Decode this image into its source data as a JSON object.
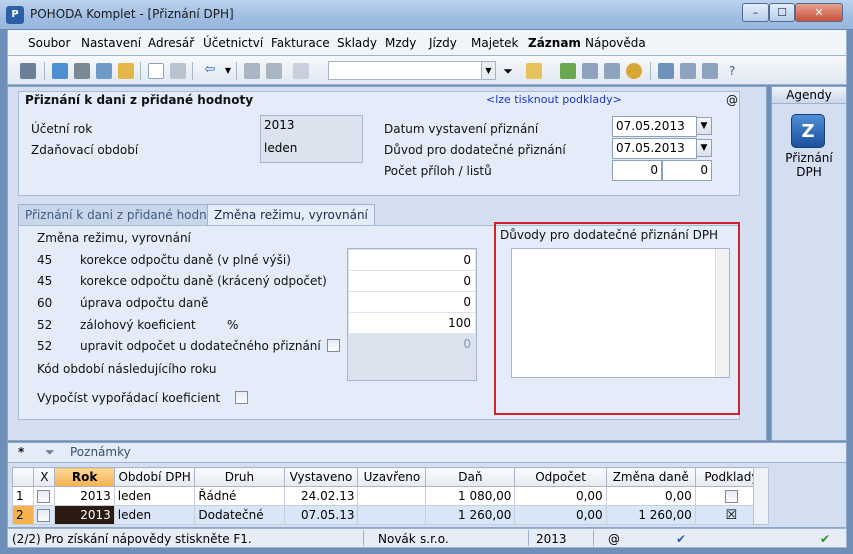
{
  "window": {
    "title": "POHODA Komplet - [Přiznání DPH]",
    "app_icon": "pohoda-app-icon",
    "minimize": "–",
    "maximize": "☐",
    "close": "✕"
  },
  "menu": [
    "Soubor",
    "Nastavení",
    "Adresář",
    "Účetnictví",
    "Fakturace",
    "Sklady",
    "Mzdy",
    "Jízdy",
    "Majetek",
    "Záznam",
    "Nápověda"
  ],
  "toolbar": {
    "icons": [
      "exit-icon",
      "save-icon",
      "print-icon",
      "print-preview-icon",
      "export-icon",
      "new-icon",
      "delete-icon",
      "back-icon",
      "dropdown-icon",
      "record-icon",
      "record2-icon",
      "copy-icon",
      "filter-icon",
      "folder-icon",
      "link-icon",
      "calculator-icon",
      "calendar-icon",
      "coins-icon",
      "mail-icon",
      "list-icon",
      "help-icon"
    ],
    "combo_value": ""
  },
  "header": {
    "title": "Přiznání k dani z přidané hodnoty",
    "print_link": "<lze tisknout podklady>",
    "at_symbol": "@",
    "ucetni_rok_label": "Účetní rok",
    "ucetni_rok_value": "2013",
    "zdanovaci_obdobi_label": "Zdaňovací období",
    "zdanovaci_obdobi_value": "leden",
    "datum_vystaveni_label": "Datum vystavení přiznání",
    "datum_vystaveni_value": "07.05.2013",
    "duvod_label": "Důvod pro dodatečné přiznání",
    "duvod_value": "07.05.2013",
    "pocet_priloh_label": "Počet příloh / listů",
    "pocet_priloh_value": "0",
    "pocet_listu_value": "0"
  },
  "tabs": [
    {
      "label": "Přiznání k dani z přidané hodnoty"
    },
    {
      "label": "Změna režimu, vyrovnání"
    }
  ],
  "zmena": {
    "group_title": "Změna režimu, vyrovnání",
    "rows": [
      {
        "code": "45",
        "label": "korekce odpočtu daně (v plné výši)",
        "unit": "",
        "value": "0"
      },
      {
        "code": "45",
        "label": "korekce odpočtu daně (krácený odpočet)",
        "unit": "",
        "value": "0"
      },
      {
        "code": "60",
        "label": "úprava odpočtu daně",
        "unit": "",
        "value": "0"
      },
      {
        "code": "52",
        "label": "zálohový koeficient",
        "unit": "%",
        "value": "100"
      },
      {
        "code": "52",
        "label": "upravit odpočet u dodatečného přiznání",
        "unit": "",
        "value": "0"
      }
    ],
    "kod_obdobi_label": "Kód období následujícího roku",
    "vypocist_label": "Vypočíst vypořádací koeficient"
  },
  "duvody": {
    "title": "Důvody pro dodatečné přiznání DPH",
    "text": ""
  },
  "agenda": {
    "header": "Agendy",
    "icon_letter": "Z",
    "label": "Přiznání DPH"
  },
  "grid_tabs": {
    "star": "*",
    "notes": "Poznámky"
  },
  "grid": {
    "columns": [
      "",
      "X",
      "Rok",
      "Období DPH",
      "Druh",
      "Vystaveno",
      "Uzavřeno",
      "Daň",
      "Odpočet",
      "Změna daně",
      "Podklady"
    ],
    "rows": [
      {
        "n": "1",
        "x": "",
        "rok": "2013",
        "obdobi": "leden",
        "druh": "Řádné",
        "vystaveno": "24.02.13",
        "uzavreno": "",
        "dan": "1 080,00",
        "odpocet": "0,00",
        "zmena": "0,00",
        "podklady": ""
      },
      {
        "n": "2",
        "x": "",
        "rok": "2013",
        "obdobi": "leden",
        "druh": "Dodatečné",
        "vystaveno": "07.05.13",
        "uzavreno": "",
        "dan": "1 260,00",
        "odpocet": "0,00",
        "zmena": "1 260,00",
        "podklady": "☒"
      }
    ]
  },
  "status": {
    "help": "(2/2) Pro získání nápovědy stiskněte F1.",
    "user": "Novák",
    "company": "s.r.o.",
    "year": "2013",
    "at": "@"
  }
}
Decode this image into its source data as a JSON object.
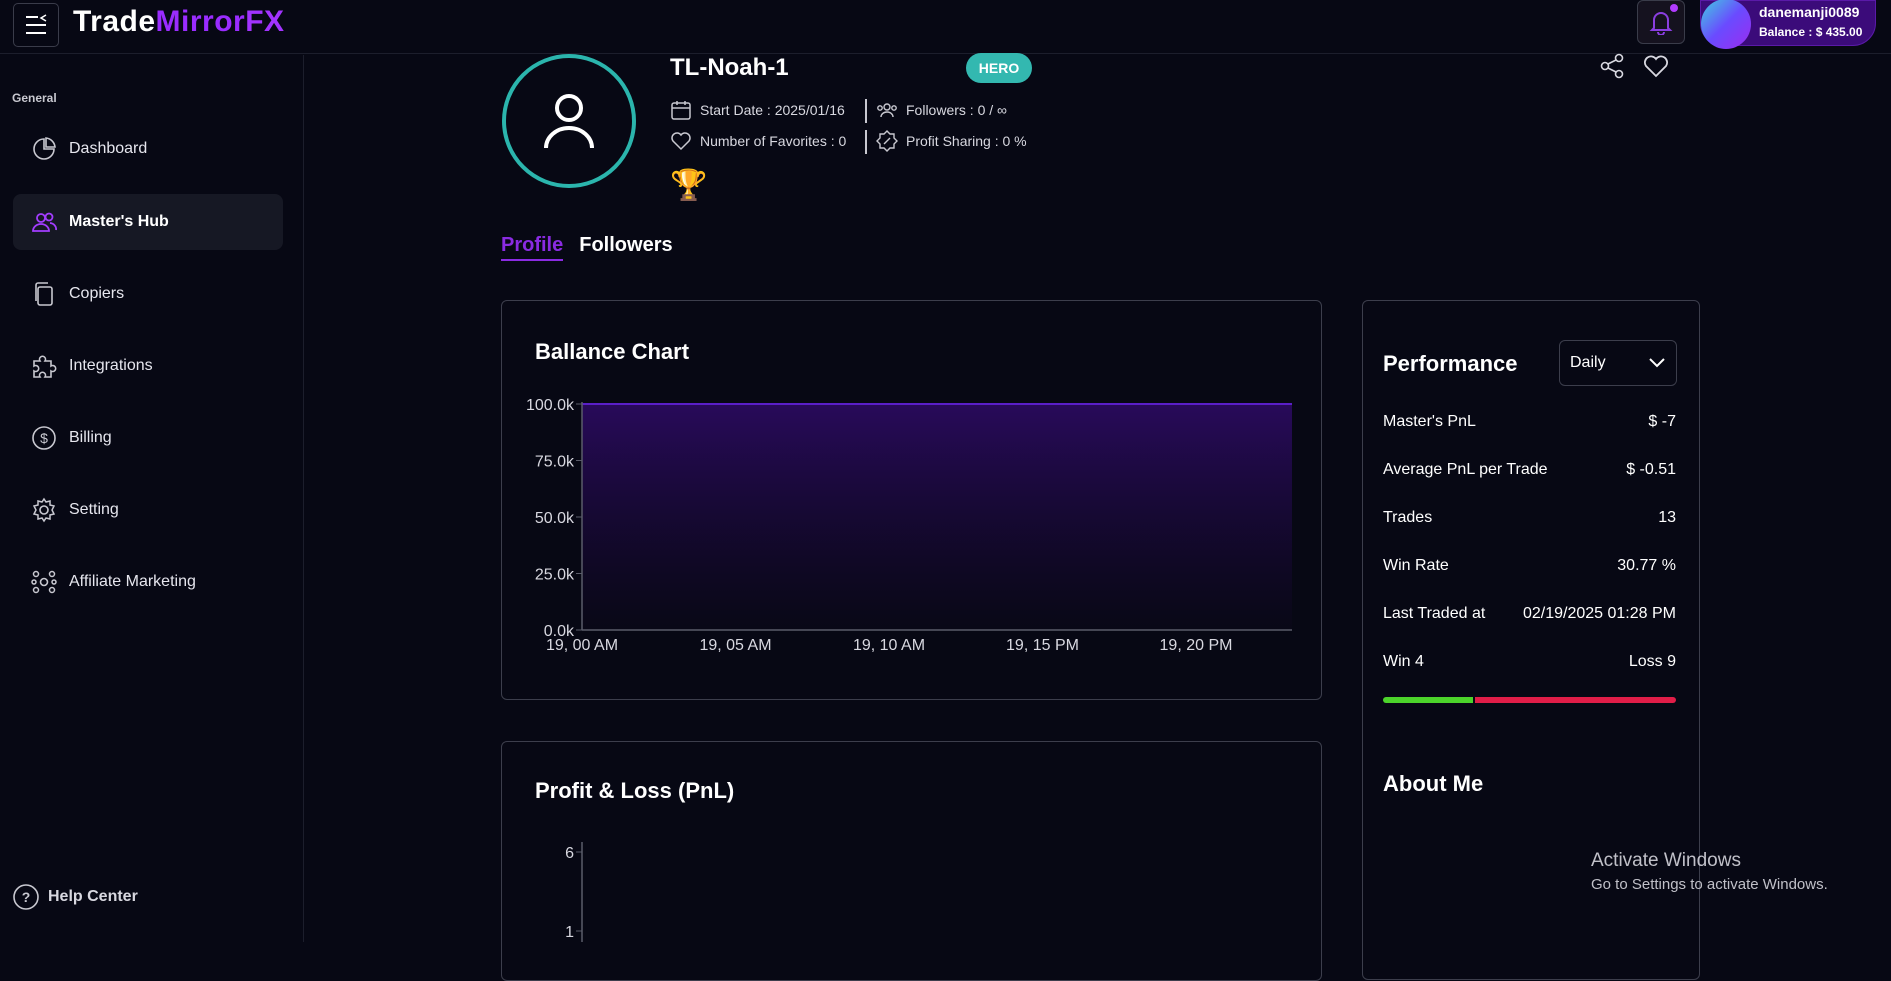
{
  "header": {
    "logo_part1": "Trade",
    "logo_part2": "Mirror",
    "logo_part3": "FX",
    "username": "danemanji0089",
    "balance": "Balance : $ 435.00"
  },
  "sidebar": {
    "heading": "General",
    "items": [
      {
        "label": "Dashboard",
        "icon": "pie-chart-icon"
      },
      {
        "label": "Master's Hub",
        "icon": "users-icon",
        "active": true
      },
      {
        "label": "Copiers",
        "icon": "copy-icon"
      },
      {
        "label": "Integrations",
        "icon": "puzzle-icon"
      },
      {
        "label": "Billing",
        "icon": "dollar-icon"
      },
      {
        "label": "Setting",
        "icon": "gear-icon"
      },
      {
        "label": "Affiliate Marketing",
        "icon": "network-icon"
      }
    ],
    "help": "Help Center"
  },
  "trader": {
    "name": "TL-Noah-1",
    "badge": "HERO",
    "start_date": "Start Date : 2025/01/16",
    "followers": "Followers : 0 / ∞",
    "favorites": "Number of Favorites : 0",
    "profit_sharing": "Profit Sharing : 0 %"
  },
  "tabs": {
    "profile": "Profile",
    "followers": "Followers"
  },
  "balance_card": {
    "title": "Ballance Chart"
  },
  "pnl_card": {
    "title": "Profit & Loss (PnL)",
    "tick_top": "6",
    "tick_bottom": "1"
  },
  "performance": {
    "title": "Performance",
    "period": "Daily",
    "rows": [
      {
        "label": "Master's PnL",
        "value": "$ -7"
      },
      {
        "label": "Average PnL per Trade",
        "value": "$ -0.51"
      },
      {
        "label": "Trades",
        "value": "13"
      },
      {
        "label": "Win Rate",
        "value": "30.77 %"
      },
      {
        "label": "Last Traded at",
        "value": "02/19/2025 01:28 PM"
      }
    ],
    "win_label": "Win 4",
    "loss_label": "Loss 9",
    "wins": 4,
    "losses": 9,
    "win_color": "#4cd42b",
    "loss_color": "#e11d48",
    "about_title": "About Me"
  },
  "watermark": {
    "line1": "Activate Windows",
    "line2": "Go to Settings to activate Windows."
  },
  "chart_data": {
    "type": "area",
    "title": "Ballance Chart",
    "x": [
      "19, 00 AM",
      "19, 05 AM",
      "19, 10 AM",
      "19, 15 PM",
      "19, 20 PM"
    ],
    "y_ticks": [
      "100.0k",
      "75.0k",
      "50.0k",
      "25.0k",
      "0.0k"
    ],
    "series": [
      {
        "values": [
          100000,
          100000,
          100000,
          100000,
          100000,
          100000
        ]
      }
    ],
    "ylim": [
      0,
      100000
    ],
    "colors": {
      "line": "#5a1fc8",
      "fill_top": "#2a0a5e"
    }
  }
}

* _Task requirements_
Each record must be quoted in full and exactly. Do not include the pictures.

* _Solution for this exercise_
Decode this image into its source data as a JSON object.
{
  "window": {
    "title": "POHODA Komplet - [Přiznání DPH]",
    "app_icon": "pohoda-app-icon",
    "minimize": "–",
    "maximize": "☐",
    "close": "✕"
  },
  "menu": [
    "Soubor",
    "Nastavení",
    "Adresář",
    "Účetnictví",
    "Fakturace",
    "Sklady",
    "Mzdy",
    "Jízdy",
    "Majetek",
    "Záznam",
    "Nápověda"
  ],
  "toolbar": {
    "icons": [
      "exit-icon",
      "save-icon",
      "print-icon",
      "print-preview-icon",
      "export-icon",
      "new-icon",
      "delete-icon",
      "back-icon",
      "dropdown-icon",
      "record-icon",
      "record2-icon",
      "copy-icon",
      "filter-icon",
      "folder-icon",
      "link-icon",
      "calculator-icon",
      "calendar-icon",
      "coins-icon",
      "mail-icon",
      "list-icon",
      "help-icon"
    ],
    "combo_value": ""
  },
  "header": {
    "title": "Přiznání k dani z přidané hodnoty",
    "print_link": "<lze tisknout podklady>",
    "at_symbol": "@",
    "ucetni_rok_label": "Účetní rok",
    "ucetni_rok_value": "2013",
    "zdanovaci_obdobi_label": "Zdaňovací období",
    "zdanovaci_obdobi_value": "leden",
    "datum_vystaveni_label": "Datum vystavení přiznání",
    "datum_vystaveni_value": "07.05.2013",
    "duvod_label": "Důvod pro dodatečné přiznání",
    "duvod_value": "07.05.2013",
    "pocet_priloh_label": "Počet příloh / listů",
    "pocet_priloh_value": "0",
    "pocet_listu_value": "0"
  },
  "tabs": [
    {
      "label": "Přiznání k dani z přidané hodnoty"
    },
    {
      "label": "Změna režimu, vyrovnání"
    }
  ],
  "zmena": {
    "group_title": "Změna režimu, vyrovnání",
    "rows": [
      {
        "code": "45",
        "label": "korekce odpočtu daně (v plné výši)",
        "unit": "",
        "value": "0"
      },
      {
        "code": "45",
        "label": "korekce odpočtu daně (krácený odpočet)",
        "unit": "",
        "value": "0"
      },
      {
        "code": "60",
        "label": "úprava odpočtu daně",
        "unit": "",
        "value": "0"
      },
      {
        "code": "52",
        "label": "zálohový koeficient",
        "unit": "%",
        "value": "100"
      },
      {
        "code": "52",
        "label": "upravit odpočet u dodatečného přiznání",
        "unit": "",
        "value": "0"
      }
    ],
    "kod_obdobi_label": "Kód období následujícího roku",
    "vypocist_label": "Vypočíst vypořádací koeficient"
  },
  "duvody": {
    "title": "Důvody pro dodatečné přiznání DPH",
    "text": ""
  },
  "agenda": {
    "header": "Agendy",
    "icon_letter": "Z",
    "label": "Přiznání DPH"
  },
  "grid_tabs": {
    "star": "*",
    "notes": "Poznámky"
  },
  "grid": {
    "columns": [
      "",
      "X",
      "Rok",
      "Období DPH",
      "Druh",
      "Vystaveno",
      "Uzavřeno",
      "Daň",
      "Odpočet",
      "Změna daně",
      "Podklady"
    ],
    "rows": [
      {
        "n": "1",
        "x": "",
        "rok": "2013",
        "obdobi": "leden",
        "druh": "Řádné",
        "vystaveno": "24.02.13",
        "uzavreno": "",
        "dan": "1 080,00",
        "odpocet": "0,00",
        "zmena": "0,00",
        "podklady": ""
      },
      {
        "n": "2",
        "x": "",
        "rok": "2013",
        "obdobi": "leden",
        "druh": "Dodatečné",
        "vystaveno": "07.05.13",
        "uzavreno": "",
        "dan": "1 260,00",
        "odpocet": "0,00",
        "zmena": "1 260,00",
        "podklady": "☒"
      }
    ]
  },
  "status": {
    "help": "(2/2) Pro získání nápovědy stiskněte F1.",
    "user": "Novák",
    "company": "s.r.o.",
    "year": "2013",
    "at": "@"
  }
}
Decode this image into its source data as a JSON object.
{
  "header": {
    "logo_part1": "Trade",
    "logo_part2": "Mirror",
    "logo_part3": "FX",
    "username": "danemanji0089",
    "balance": "Balance : $ 435.00"
  },
  "sidebar": {
    "heading": "General",
    "items": [
      {
        "label": "Dashboard",
        "icon": "pie-chart-icon"
      },
      {
        "label": "Master's Hub",
        "icon": "users-icon",
        "active": true
      },
      {
        "label": "Copiers",
        "icon": "copy-icon"
      },
      {
        "label": "Integrations",
        "icon": "puzzle-icon"
      },
      {
        "label": "Billing",
        "icon": "dollar-icon"
      },
      {
        "label": "Setting",
        "icon": "gear-icon"
      },
      {
        "label": "Affiliate Marketing",
        "icon": "network-icon"
      }
    ],
    "help": "Help Center"
  },
  "trader": {
    "name": "TL-Noah-1",
    "badge": "HERO",
    "start_date": "Start Date : 2025/01/16",
    "followers": "Followers : 0 / ∞",
    "favorites": "Number of Favorites : 0",
    "profit_sharing": "Profit Sharing : 0 %"
  },
  "tabs": {
    "profile": "Profile",
    "followers": "Followers"
  },
  "balance_card": {
    "title": "Ballance Chart"
  },
  "pnl_card": {
    "title": "Profit & Loss (PnL)",
    "tick_top": "6",
    "tick_bottom": "1"
  },
  "performance": {
    "title": "Performance",
    "period": "Daily",
    "rows": [
      {
        "label": "Master's PnL",
        "value": "$ -7"
      },
      {
        "label": "Average PnL per Trade",
        "value": "$ -0.51"
      },
      {
        "label": "Trades",
        "value": "13"
      },
      {
        "label": "Win Rate",
        "value": "30.77 %"
      },
      {
        "label": "Last Traded at",
        "value": "02/19/2025 01:28 PM"
      }
    ],
    "win_label": "Win 4",
    "loss_label": "Loss 9",
    "wins": 4,
    "losses": 9,
    "win_color": "#4cd42b",
    "loss_color": "#e11d48",
    "about_title": "About Me"
  },
  "watermark": {
    "line1": "Activate Windows",
    "line2": "Go to Settings to activate Windows."
  },
  "chart_data": {
    "type": "area",
    "title": "Ballance Chart",
    "x": [
      "19, 00 AM",
      "19, 05 AM",
      "19, 10 AM",
      "19, 15 PM",
      "19, 20 PM"
    ],
    "y_ticks": [
      "100.0k",
      "75.0k",
      "50.0k",
      "25.0k",
      "0.0k"
    ],
    "series": [
      {
        "values": [
          100000,
          100000,
          100000,
          100000,
          100000,
          100000
        ]
      }
    ],
    "ylim": [
      0,
      100000
    ],
    "colors": {
      "line": "#5a1fc8",
      "fill_top": "#2a0a5e"
    }
  }
}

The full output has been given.